===== RECORDS TO USE =====

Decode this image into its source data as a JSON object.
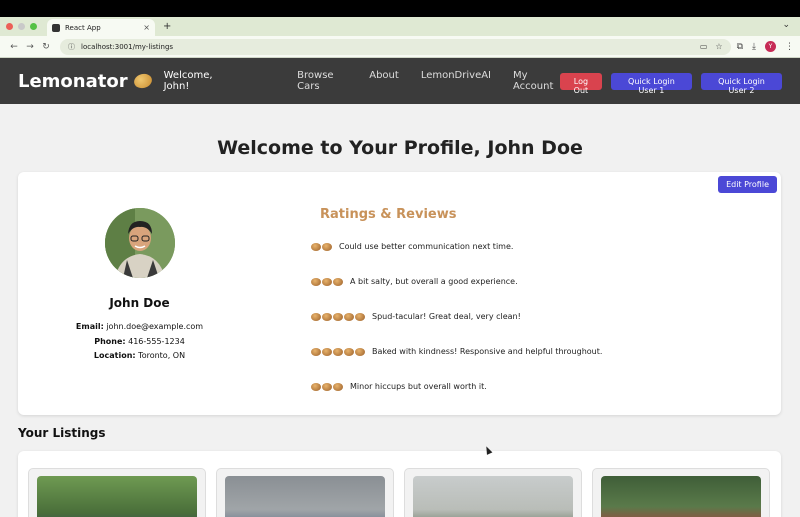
{
  "browser": {
    "tab_title": "React App",
    "url": "localhost:3001/my-listings",
    "profile_initial": "Y"
  },
  "nav": {
    "brand": "Lemonator",
    "welcome": "Welcome, John!",
    "links": [
      "Browse Cars",
      "About",
      "LemonDriveAI",
      "My Account"
    ],
    "logout": "Log Out",
    "quick1": "Quick Login User 1",
    "quick2": "Quick Login User 2"
  },
  "page": {
    "title": "Welcome to Your Profile, John Doe"
  },
  "profile": {
    "edit_label": "Edit Profile",
    "name": "John Doe",
    "email_label": "Email:",
    "email": "john.doe@example.com",
    "phone_label": "Phone:",
    "phone": "416-555-1234",
    "location_label": "Location:",
    "location": "Toronto, ON"
  },
  "ratings": {
    "title": "Ratings & Reviews",
    "reviews": [
      {
        "rating": 2,
        "text": "Could use better communication next time."
      },
      {
        "rating": 3,
        "text": "A bit salty, but overall a good experience."
      },
      {
        "rating": 5,
        "text": "Spud-tacular! Great deal, very clean!"
      },
      {
        "rating": 5,
        "text": "Baked with kindness! Responsive and helpful throughout."
      },
      {
        "rating": 3,
        "text": "Minor hiccups but overall worth it."
      }
    ]
  },
  "listings": {
    "title": "Your Listings"
  },
  "colors": {
    "accent_blue": "#4b48d6",
    "logout_red": "#d9434e",
    "ratings_gold": "#c8925a",
    "header_bg": "#3b3b3b"
  }
}
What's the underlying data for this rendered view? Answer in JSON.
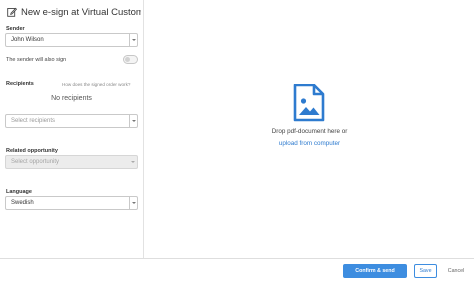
{
  "header": {
    "title": "New e-sign at Virtual Customer ...",
    "icon": "edit-icon"
  },
  "sender": {
    "label": "Sender",
    "value": "John Wilson",
    "also_sign_label": "The sender will also sign",
    "also_sign_checked": false
  },
  "recipients": {
    "label": "Recipients",
    "help_link": "How does the signed order work?",
    "empty_text": "No recipients",
    "select_placeholder": "Select recipients"
  },
  "related_opportunity": {
    "label": "Related opportunity",
    "placeholder": "Select opportunity",
    "disabled": true
  },
  "language": {
    "label": "Language",
    "value": "Swedish"
  },
  "dropzone": {
    "icon": "pdf-document-icon",
    "text": "Drop pdf-document here or",
    "link": "upload from computer"
  },
  "footer": {
    "confirm_label": "Confirm & send",
    "save_label": "Save",
    "cancel_label": "Cancel"
  },
  "colors": {
    "accent": "#3d8de0",
    "link": "#2e7bcf",
    "disabled_bg": "#ececec"
  }
}
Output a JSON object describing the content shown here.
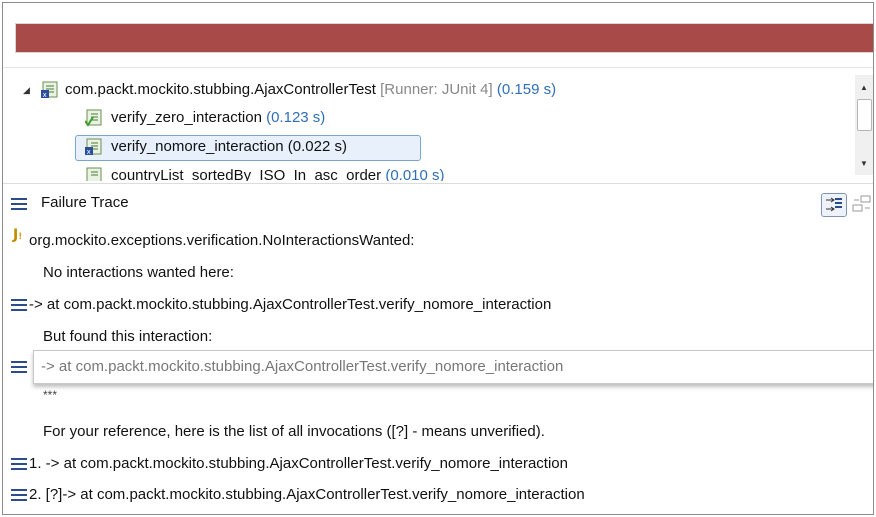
{
  "progress": {
    "state": "failed",
    "color": "#a84a47",
    "fill": 1.0
  },
  "tree": {
    "root": {
      "name": "com.packt.mockito.stubbing.AjaxControllerTest",
      "runner": "[Runner: JUnit 4]",
      "time": "(0.159 s)"
    },
    "items": [
      {
        "name": "verify_zero_interaction",
        "time": "(0.123 s)",
        "status": "passed"
      },
      {
        "name": "verify_nomore_interaction (0.022 s)",
        "time": "",
        "status": "failed"
      },
      {
        "name": "countryList_sortedBy_ISO_In_asc_order",
        "time": "(0.010 s)",
        "status": "passed"
      }
    ]
  },
  "trace": {
    "title": "Failure Trace",
    "lines": [
      "org.mockito.exceptions.verification.NoInteractionsWanted:",
      "No interactions wanted here:",
      "-> at com.packt.mockito.stubbing.AjaxControllerTest.verify_nomore_interaction",
      "But found this interaction:",
      "-> at com.packt.mockito.stubbing.AjaxControllerTest.verify_nomore_interaction",
      "***",
      "For your reference, here is the list of all invocations ([?] - means unverified).",
      "1. -> at com.packt.mockito.stubbing.AjaxControllerTest.verify_nomore_interaction",
      "2. [?]-> at com.packt.mockito.stubbing.AjaxControllerTest.verify_nomore_interaction"
    ]
  }
}
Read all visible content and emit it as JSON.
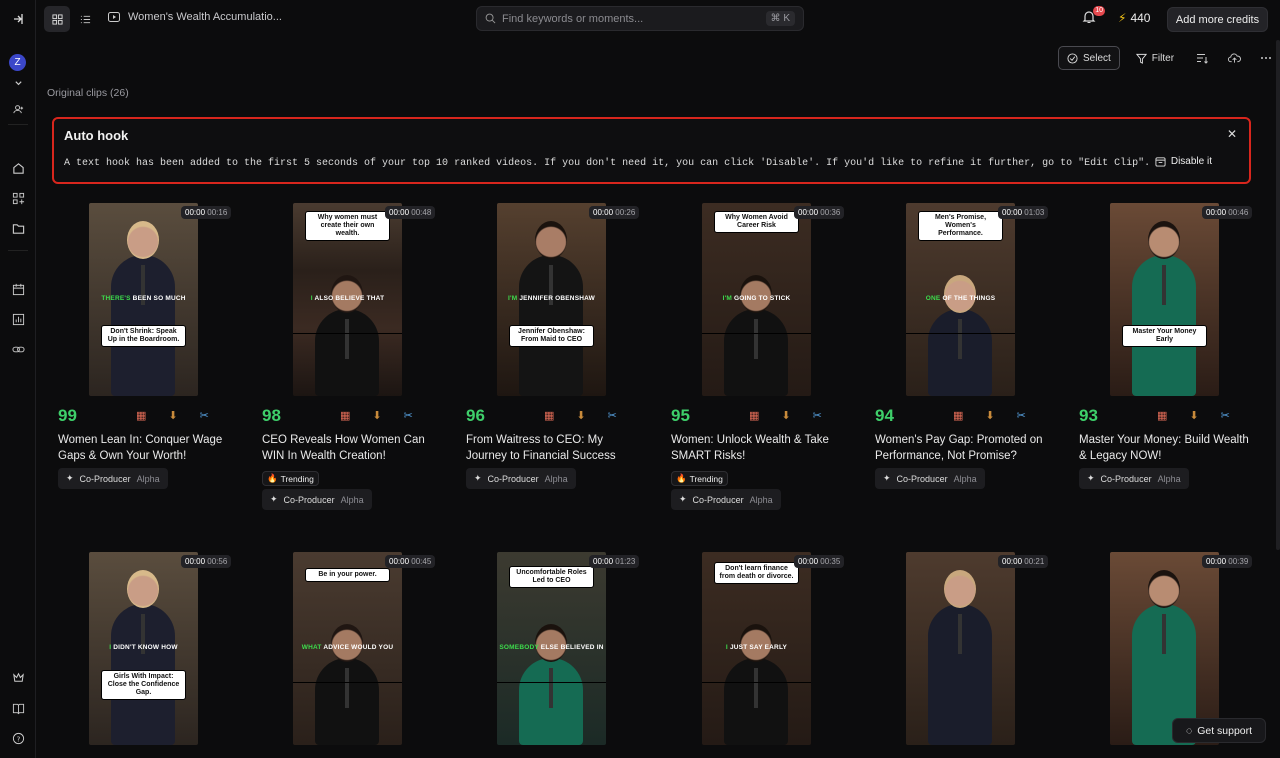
{
  "topbar": {
    "title": "Women's Wealth Accumulatio...",
    "search_placeholder": "Find keywords or moments...",
    "search_shortcut": "⌘ K",
    "notification_count": "10",
    "credits": "440",
    "add_credits_label": "Add more credits"
  },
  "rail": {
    "avatar_letter": "Z"
  },
  "toolbar": {
    "select_label": "Select",
    "filter_label": "Filter"
  },
  "section_label": "Original clips  (26)",
  "banner": {
    "title": "Auto hook",
    "body": "A text hook has been added to the first 5 seconds of your top 10 ranked videos. If you don't need it, you can click 'Disable'. If you'd like to refine it further, go to \"Edit Clip\".",
    "disable_label": "Disable it"
  },
  "labels": {
    "trending": "Trending",
    "coproducer": "Co-Producer",
    "alpha": "Alpha"
  },
  "clips": [
    {
      "score": "99",
      "time_start": "00:00",
      "time_end": "00:16",
      "title": "Women Lean In: Conquer Wage Gaps & Own Your Worth!",
      "hook": "Don't Shrink: Speak Up in the Boardroom.",
      "caption_hl": "THERE'S",
      "caption_rest": " BEEN SO MUCH",
      "trending": false
    },
    {
      "score": "98",
      "time_start": "00:00",
      "time_end": "00:48",
      "title": "CEO Reveals How Women Can WIN In Wealth Creation!",
      "hook": "Why women must create their own wealth.",
      "caption_hl": "I",
      "caption_rest": " ALSO BELIEVE THAT",
      "trending": true
    },
    {
      "score": "96",
      "time_start": "00:00",
      "time_end": "00:26",
      "title": "From Waitress to CEO: My Journey to Financial Success",
      "hook": "Jennifer Obenshaw: From Maid to CEO",
      "caption_hl": "I'M",
      "caption_rest": " JENNIFER OBENSHAW",
      "trending": false
    },
    {
      "score": "95",
      "time_start": "00:00",
      "time_end": "00:36",
      "title": "Women: Unlock Wealth & Take SMART Risks!",
      "hook": "Why Women Avoid Career Risk",
      "caption_hl": "I'M",
      "caption_rest": " GOING TO STICK",
      "trending": true
    },
    {
      "score": "94",
      "time_start": "00:00",
      "time_end": "01:03",
      "title": "Women's Pay Gap: Promoted on Performance, Not Promise?",
      "hook": "Men's Promise, Women's Performance.",
      "caption_hl": "ONE",
      "caption_rest": " OF THE THINGS",
      "trending": false
    },
    {
      "score": "93",
      "time_start": "00:00",
      "time_end": "00:46",
      "title": "Master Your Money: Build Wealth & Legacy NOW!",
      "hook": "Master Your Money Early",
      "caption_hl": "",
      "caption_rest": "",
      "trending": false
    },
    {
      "score": "",
      "time_start": "00:00",
      "time_end": "00:56",
      "title": "",
      "hook": "Girls With Impact: Close the Confidence Gap.",
      "caption_hl": "I",
      "caption_rest": " DIDN'T KNOW HOW",
      "trending": false
    },
    {
      "score": "",
      "time_start": "00:00",
      "time_end": "00:45",
      "title": "",
      "hook": "Be in your power.",
      "caption_hl": "WHAT",
      "caption_rest": " ADVICE WOULD YOU",
      "trending": false
    },
    {
      "score": "",
      "time_start": "00:00",
      "time_end": "01:23",
      "title": "",
      "hook": "Uncomfortable Roles Led to CEO",
      "caption_hl": "SOMEBODY",
      "caption_rest": " ELSE BELIEVED IN",
      "trending": false
    },
    {
      "score": "",
      "time_start": "00:00",
      "time_end": "00:35",
      "title": "",
      "hook": "Don't learn finance from death or divorce.",
      "caption_hl": "I",
      "caption_rest": " JUST SAY EARLY",
      "trending": false
    },
    {
      "score": "",
      "time_start": "00:00",
      "time_end": "00:21",
      "title": "",
      "hook": "",
      "caption_hl": "",
      "caption_rest": "",
      "trending": false
    },
    {
      "score": "",
      "time_start": "00:00",
      "time_end": "00:39",
      "title": "",
      "hook": "",
      "caption_hl": "",
      "caption_rest": "",
      "trending": false
    }
  ],
  "support_label": "Get support",
  "icons": [
    "sidebar-toggle-icon",
    "grid-view-icon",
    "list-view-icon",
    "video-icon",
    "search-icon",
    "bell-icon",
    "bolt-icon",
    "select-icon",
    "filter-icon",
    "sort-icon",
    "upload-icon",
    "more-icon",
    "home-icon",
    "apps-icon",
    "folder-icon",
    "calendar-icon",
    "chart-icon",
    "link-icon",
    "crown-icon",
    "book-icon",
    "help-icon",
    "close-icon",
    "disable-icon",
    "trend-icon",
    "sparkle-icon",
    "scissors-icon",
    "download-icon",
    "support-icon"
  ]
}
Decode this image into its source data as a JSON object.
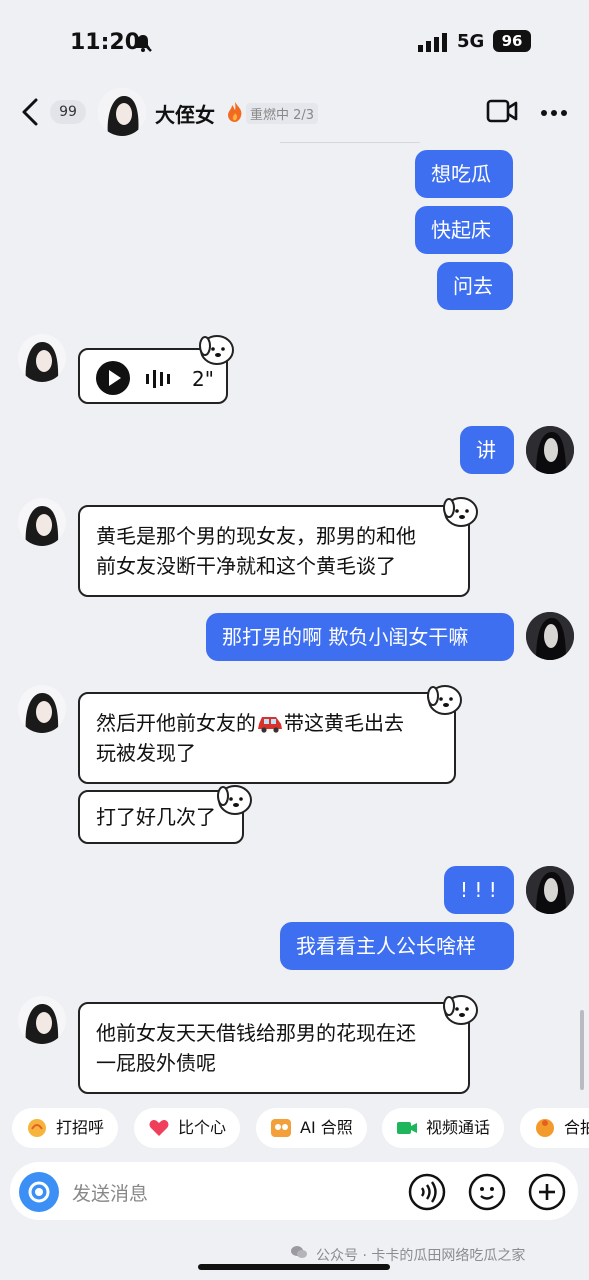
{
  "status_bar": {
    "time": "11:20",
    "network": "5G",
    "battery": "96"
  },
  "header": {
    "unread_count": "99",
    "contact_name": "大侄女",
    "streak": "重燃中 2/3"
  },
  "messages": {
    "m1": "想吃瓜",
    "m2": "快起床",
    "m3": "问去",
    "voice_duration": "2\"",
    "m5": "讲",
    "m6_line1": "黄毛是那个男的现女友，那男的和他",
    "m6_line2": "前女友没断干净就和这个黄毛谈了",
    "m7": "那打男的啊 欺负小闺女干嘛",
    "m8_line1a": "然后开他前女友的",
    "m8_line1b": "带这黄毛出去",
    "m8_line2": "玩被发现了",
    "m9": "打了好几次了",
    "m10": "! ! !",
    "m11": "我看看主人公长啥样",
    "m12_line1": "他前女友天天借钱给那男的花现在还",
    "m12_line2": "一屁股外债呢"
  },
  "quick_actions": [
    "打招呼",
    "比个心",
    "AI 合照",
    "视频通话",
    "合拍"
  ],
  "input": {
    "placeholder": "发送消息"
  },
  "watermark": "公众号 · 卡卡的瓜田网络吃瓜之家",
  "colors": {
    "outgoing_bubble": "#3e6ff1",
    "background": "#eef0f4"
  },
  "icons": [
    "back-icon",
    "fire-icon",
    "video-call-icon",
    "more-icon",
    "play-icon",
    "camera-icon",
    "voice-icon",
    "emoji-icon",
    "plus-icon",
    "car-icon",
    "dog-sticker-icon"
  ]
}
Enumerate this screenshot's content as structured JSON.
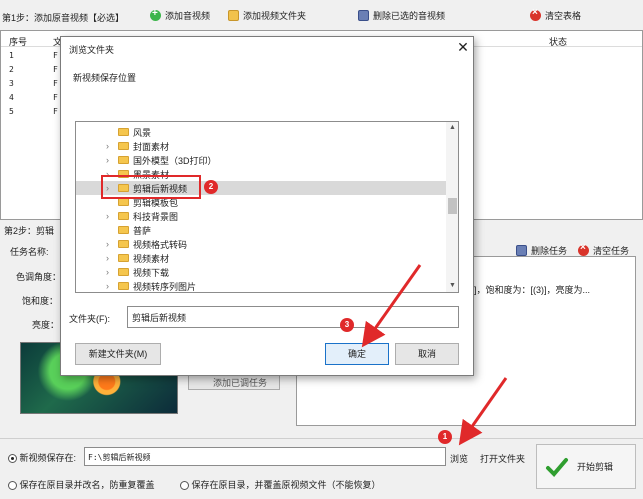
{
  "toolbar": {
    "step1_label": "第1步：添加原音视频【必选】",
    "add_video": "添加音视频",
    "add_folder": "添加视频文件夹",
    "delete_selected": "删除已选的音视频",
    "clear_table": "清空表格"
  },
  "table": {
    "col_index": "序号",
    "col_file": "文",
    "col_status": "状态",
    "rows": [
      {
        "index": "1",
        "file": "F"
      },
      {
        "index": "2",
        "file": "F"
      },
      {
        "index": "3",
        "file": "F"
      },
      {
        "index": "4",
        "file": "F"
      },
      {
        "index": "5",
        "file": "F"
      }
    ]
  },
  "step2": {
    "title": "第2步：剪辑",
    "task_name_label": "任务名称:",
    "hue_label": "色调角度：",
    "saturation_label": "饱和度：",
    "brightness_label": "亮度：",
    "delete_task": "删除任务",
    "clear_tasks": "清空任务",
    "task_text": "?]，饱和度为：[(3)]，亮度为...",
    "add_task_partial": "添加已调任务"
  },
  "bottom": {
    "save_new_label": "新视频保存在:",
    "save_path": "F:\\剪辑后新视频",
    "browse": "浏览",
    "open_folder": "打开文件夹",
    "start": "开始剪辑",
    "option_rename": "保存在原目录并改名，防重复覆盖",
    "option_overwrite": "保存在原目录，并覆盖原视频文件（不能恢复）"
  },
  "dialog": {
    "title": "浏览文件夹",
    "close": "✕",
    "description": "新视频保存位置",
    "tree_items": [
      {
        "label": "风景",
        "has_children": false,
        "selected": false
      },
      {
        "label": "封面素材",
        "has_children": true,
        "selected": false
      },
      {
        "label": "国外模型（3D打印）",
        "has_children": true,
        "selected": false
      },
      {
        "label": "黑景素材",
        "has_children": true,
        "selected": false
      },
      {
        "label": "剪辑后新视频",
        "has_children": true,
        "selected": true
      },
      {
        "label": "剪辑模板包",
        "has_children": false,
        "selected": false
      },
      {
        "label": "科技背景图",
        "has_children": true,
        "selected": false
      },
      {
        "label": "普萨",
        "has_children": false,
        "selected": false
      },
      {
        "label": "视频格式转码",
        "has_children": true,
        "selected": false
      },
      {
        "label": "视频素材",
        "has_children": true,
        "selected": false
      },
      {
        "label": "视频下载",
        "has_children": true,
        "selected": false
      },
      {
        "label": "视频转序列图片",
        "has_children": true,
        "selected": false
      }
    ],
    "folder_label": "文件夹(F):",
    "folder_value": "剪辑后新视频",
    "new_folder": "新建文件夹(M)",
    "ok": "确定",
    "cancel": "取消"
  },
  "annotations": {
    "badge1": "1",
    "badge2": "2",
    "badge3": "3",
    "accent_red": "#e0292a"
  }
}
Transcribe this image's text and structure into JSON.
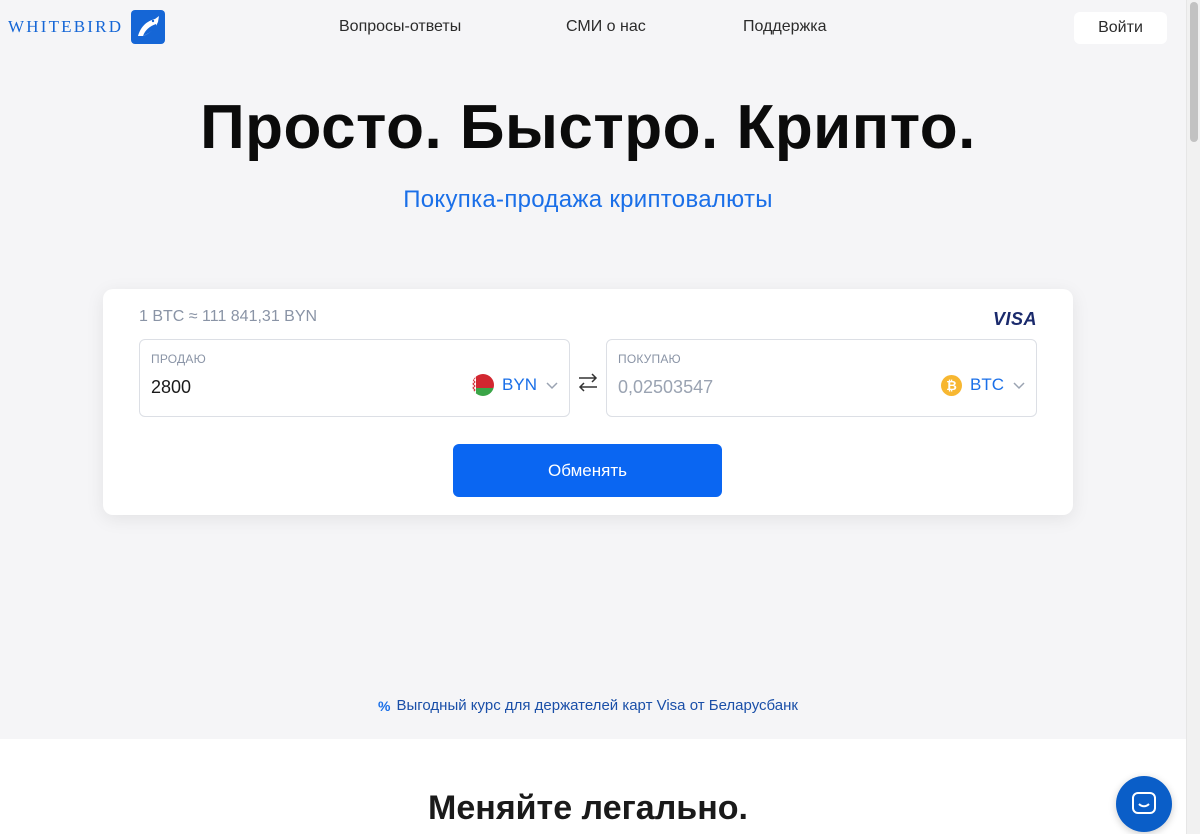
{
  "header": {
    "logo_text": "WHITEBIRD",
    "nav": [
      {
        "label": "Вопросы-ответы"
      },
      {
        "label": "СМИ о нас"
      },
      {
        "label": "Поддержка"
      }
    ],
    "login_label": "Войти"
  },
  "hero": {
    "title": "Просто. Быстро. Крипто.",
    "subtitle": "Покупка-продажа криптовалюты"
  },
  "exchange": {
    "rate": "1 BTC ≈ 111 841,31 BYN",
    "card_brand": "VISA",
    "sell": {
      "label": "ПРОДАЮ",
      "value": "2800",
      "currency": "BYN"
    },
    "buy": {
      "label": "ПОКУПАЮ",
      "placeholder": "0,02503547",
      "currency": "BTC",
      "currency_icon": "₿"
    },
    "button_label": "Обменять"
  },
  "promo": {
    "icon": "%",
    "text": "Выгодный курс для держателей карт Visa от Беларусбанк"
  },
  "lower": {
    "title": "Меняйте легально."
  },
  "colors": {
    "accent": "#0a66f2",
    "link": "#1a6fe8",
    "background": "#f5f5f7",
    "bitcoin": "#f7b731"
  },
  "icons": {
    "logo": "bird-logo-icon",
    "swap": "swap-arrows-icon",
    "chevron": "chevron-down-icon",
    "flag": "belarus-flag-icon",
    "chat": "chat-icon"
  }
}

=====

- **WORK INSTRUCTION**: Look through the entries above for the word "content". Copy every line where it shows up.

- **TASK RESULT**:
Output a JSON object describing the content shown here.
Read all visible content and emit it as JSON.
Enumerate this screenshot's content as structured JSON.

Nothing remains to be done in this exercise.